An ancient Greek settlement dating back 2,500 years was discovered beneath Naples, Italy by using cosmic rays and lasers, according to a recent study.
The study, published in the peer-reviewed journal Scientific Reports last month, states that catacombs of Christians who lived there during the Roman era were also discovered. The discovery was specifically located in the “Sanità” district near the center of the city.
The study noted that the researchers that participated had prior knowledge of the Greek burials but weren't able to access them until cosmic rays enabled them to peer into the historical sites without digging. It also goes through the researchers' process in detailing their use of muography to detect underground voids that were unknown to archaeologists.
What is a muon?
A muon is a subatomic particle with greater mass than an electron and their tracks were recorded using nuclear emulsion technology, and muons are produced by the cosmic rays in Earth's atmosphere.
Researchers used detectors that were capable of detecting muons, which are "high energy charged particles produced by cosmic rays" and were installed underground at a depth of 18 meters. This was done in order to measure over several weeks of muon flux.
The sites most likely date back to when the city of Naples was originally called "Cumae," the study states. It also went by the name Neapolis (New City).

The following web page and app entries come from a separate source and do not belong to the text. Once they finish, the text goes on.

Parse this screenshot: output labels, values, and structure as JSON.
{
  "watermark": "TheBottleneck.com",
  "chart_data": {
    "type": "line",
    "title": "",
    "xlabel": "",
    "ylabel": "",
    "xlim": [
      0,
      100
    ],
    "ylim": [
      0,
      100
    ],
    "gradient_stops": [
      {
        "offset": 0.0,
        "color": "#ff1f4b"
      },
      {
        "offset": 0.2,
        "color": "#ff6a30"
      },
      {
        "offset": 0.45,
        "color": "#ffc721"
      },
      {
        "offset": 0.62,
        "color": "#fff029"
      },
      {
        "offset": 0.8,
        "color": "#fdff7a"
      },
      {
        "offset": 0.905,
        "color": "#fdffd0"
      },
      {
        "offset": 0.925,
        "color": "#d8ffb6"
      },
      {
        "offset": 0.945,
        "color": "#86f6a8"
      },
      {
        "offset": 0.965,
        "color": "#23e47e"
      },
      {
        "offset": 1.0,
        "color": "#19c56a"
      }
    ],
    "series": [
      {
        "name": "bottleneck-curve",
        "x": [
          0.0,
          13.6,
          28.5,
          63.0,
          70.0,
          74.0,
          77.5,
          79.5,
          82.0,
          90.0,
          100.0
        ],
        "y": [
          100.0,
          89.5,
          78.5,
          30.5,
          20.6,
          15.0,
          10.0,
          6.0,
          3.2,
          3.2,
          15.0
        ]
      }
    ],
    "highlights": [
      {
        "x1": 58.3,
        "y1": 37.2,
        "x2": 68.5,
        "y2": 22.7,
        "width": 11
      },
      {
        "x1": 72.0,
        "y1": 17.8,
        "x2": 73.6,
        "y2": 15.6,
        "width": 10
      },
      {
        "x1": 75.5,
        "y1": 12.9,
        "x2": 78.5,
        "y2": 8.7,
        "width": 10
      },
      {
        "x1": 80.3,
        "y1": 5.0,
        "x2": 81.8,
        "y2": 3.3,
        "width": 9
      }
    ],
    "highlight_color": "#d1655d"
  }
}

This wasn't the only groundbreaking archaeological discovery in Naples last month, as a report from last week stated that remains of an ancient temple submerged in the western Mediterranean off the coast of Naples was found by researchers from two universities based in the Italian city. The Nabatean temple was dedicated to the god Dushara and is believed to date back to a time when Nabataean people lived in the Phlegrean Peninsula.